Boston Children's Hospital Hale Family Building - Experiential Graphic Design - CODAworx

Boston Children’s Hospital Hale Family Building – Experiential Graphic Design

Submitted by Elisabeth Gordon

Client: Boston Children's Hospital

Location: Boston, MA, United States

Completion date: 2022

Project Team

Client/Design Direction

Elisabeth Gordon

Boston Children's Hospital


Marty Gregg/Beth Rosa

ArtHouse Design

Fabricators and Installers

Mike Dillon

Dillon Works


Boston Children’s Hospital and ArtHouse Design teamed up to create an immersive experiential graphic design (EGD) program for the 12-story, 575,000-square-foot Hale Family Building at Boston Children’s Hospital. The EGD program centers around a 3-D pop-up book theme and features interactive, multi-layer automatons in expansive, built-in niches. On the outpatient floors, the designs welcome patients and families and provide positive distraction; on the inpatient floors, they provide wayfinding cues, destination points and guide patients, families and visitors towards the unit entrances.

Each floor of the Hale Building has a unique theme based on the concept “From Earth to Sky.” Incorporating New England iconography—from mountains to harbors to swan boats—these experiential graphics support the theme and invite exploration. The City/Transportation floor features an interactive map of the Boston subway, “The T”, and buttons that kids can push to light up the different routes. On the Space Floor, an interactive panel allows visitors to learn about different constellations. As an additional seek and find element, a friendly lobster is hidden somewhere in the graphics on each level.


A trip to the hospital can be intimidating for patients and their families, and our goal with the artwork throughout the hospital is to make their experience as pleasant as possible. Our intent with this project was to create immersive art experiences in our new Hale Building that would be as sophisticated as the state-of-the-art medical care found in the hospital without relying on high tech. Our collaboration with ArtHouse Design helped us to achieve that goal; the design is compelling and inviting while the interactive components are mechanical and do not rely on digital screens. The diorama-like niches offer enchanting moments--penguins waddling, beavers swimming, squirrels scampering--while the captivating scenes in the environmental graphics create positive distraction and destination points for patients as they recover.


ArtHouse Design worked closely with our BCH team--which included end users, administrators, and patient/family advisors--to develop a concept that would be well-received by the many stakeholders. A few different approaches were shared among this group. Ultimately, the 3-D pop-up book format was selected as it appealed to a broad range of ages, nationalities and abilities.

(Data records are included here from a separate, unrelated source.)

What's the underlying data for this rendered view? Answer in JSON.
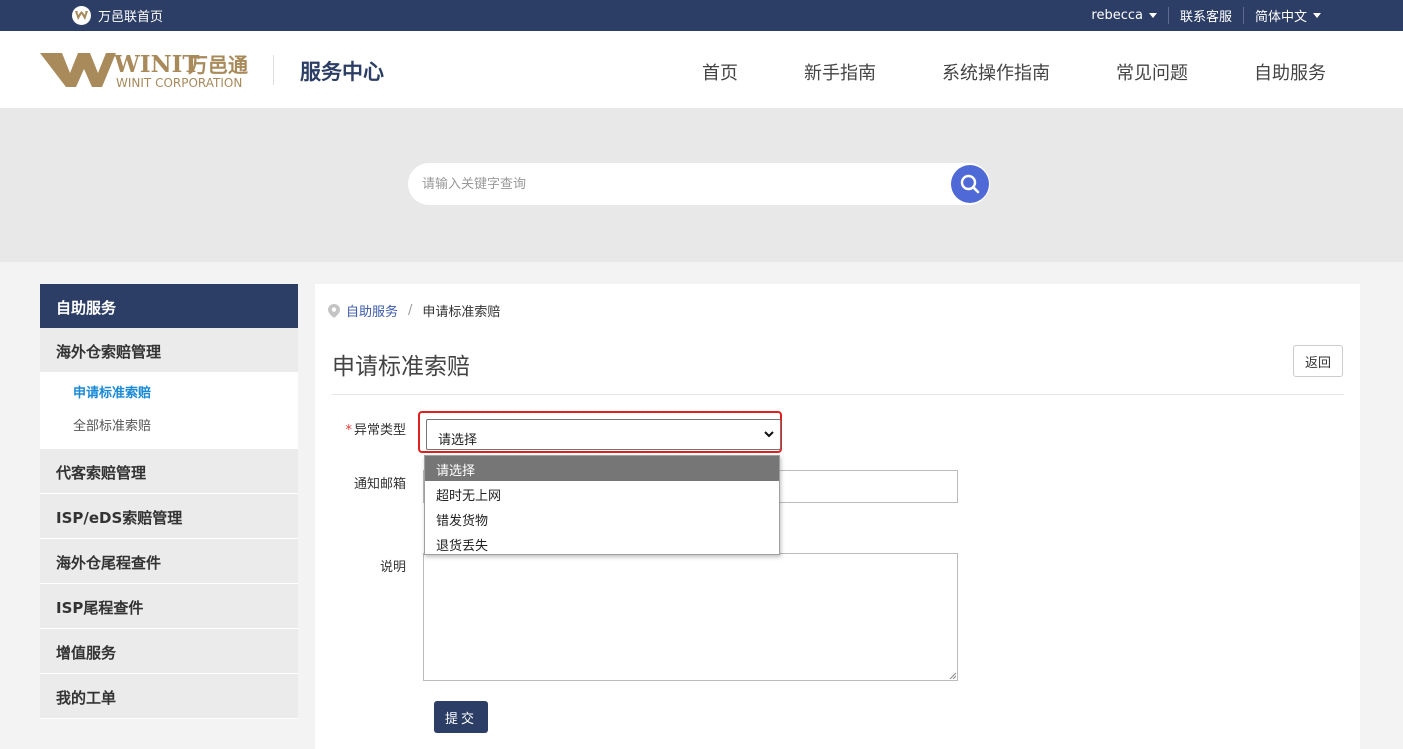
{
  "topbar": {
    "home_label": "万邑联首页",
    "user": "rebecca",
    "service": "联系客服",
    "language": "简体中文"
  },
  "header": {
    "logo_brand": "WINIT",
    "logo_cn": "万邑通",
    "logo_sub": "WINIT CORPORATION",
    "site_title": "服务中心",
    "nav": [
      "首页",
      "新手指南",
      "系统操作指南",
      "常见问题",
      "自助服务"
    ]
  },
  "search": {
    "placeholder": "请输入关键字查询"
  },
  "sidebar": {
    "title": "自助服务",
    "groups": [
      "海外仓索赔管理",
      "代客索赔管理",
      "ISP/eDS索赔管理",
      "海外仓尾程查件",
      "ISP尾程查件",
      "增值服务",
      "我的工单"
    ],
    "sub_items": [
      "申请标准索赔",
      "全部标准索赔"
    ]
  },
  "breadcrumb": {
    "parent": "自助服务",
    "separator": "/",
    "current": "申请标准索赔"
  },
  "form": {
    "title": "申请标准索赔",
    "back_label": "返回",
    "required_mark": "*",
    "type_label": "异常类型",
    "type_value": "请选择",
    "type_options": [
      "请选择",
      "超时无上网",
      "错发货物",
      "退货丢失"
    ],
    "email_label": "通知邮箱",
    "email_value": "",
    "desc_label": "说明",
    "desc_value": "",
    "submit_label": "提交"
  },
  "colors": {
    "navy": "#2d3e66",
    "accent_blue": "#4f6ad6",
    "link_blue": "#1a8ad6",
    "highlight_red": "#e02020",
    "logo_gold": "#a88a5b"
  }
}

Because of the complexity of the design, which included involved building special architectural niches, custom-fabricated mechanical auomatons, and incorporating motion sensors and special lighting--coordination between the designers, architects, contractors, the fabricator, and the installer, was critical to the success of the project. Early planning allowed the team to determine where the needs would be and constant communication between the parties helped to overcome challenges when they arose.

During installation, in the field adjustments and design decisions had to be made, and it was critical that the design team and installers worked together collaboratively to achieve the design intent.

Additional Information

Because of the various layers and components that came from different fabricators, the order and precision of operations for install mattered—and it varied from floor to floor. Extra attention needed to be paid to scalability, lighting, and positioning due to the range of materials used in the fabrication of the artwork, from hand-painted and hand-sculpted polymer clay to etched and paint-filled wood to acrylic and print pieces. Our team carefully thought out and coordinated every detail throughout the design process—from each design element to how it was built. As a hospital that treats a variety of conditions and hosts people from across the world, inclusivity and accessibility were behind every design decision. For example: interactive elements are designed to be at a child and wheelchair level and the automatons are all activated by motion sensors. An increasing number of studies show that incorporating art into health care environments can have beneficial effects on patient recovery, and we feel that our designs offer unexpected moments of respite and wonderment during what can be an otherwise stressful time.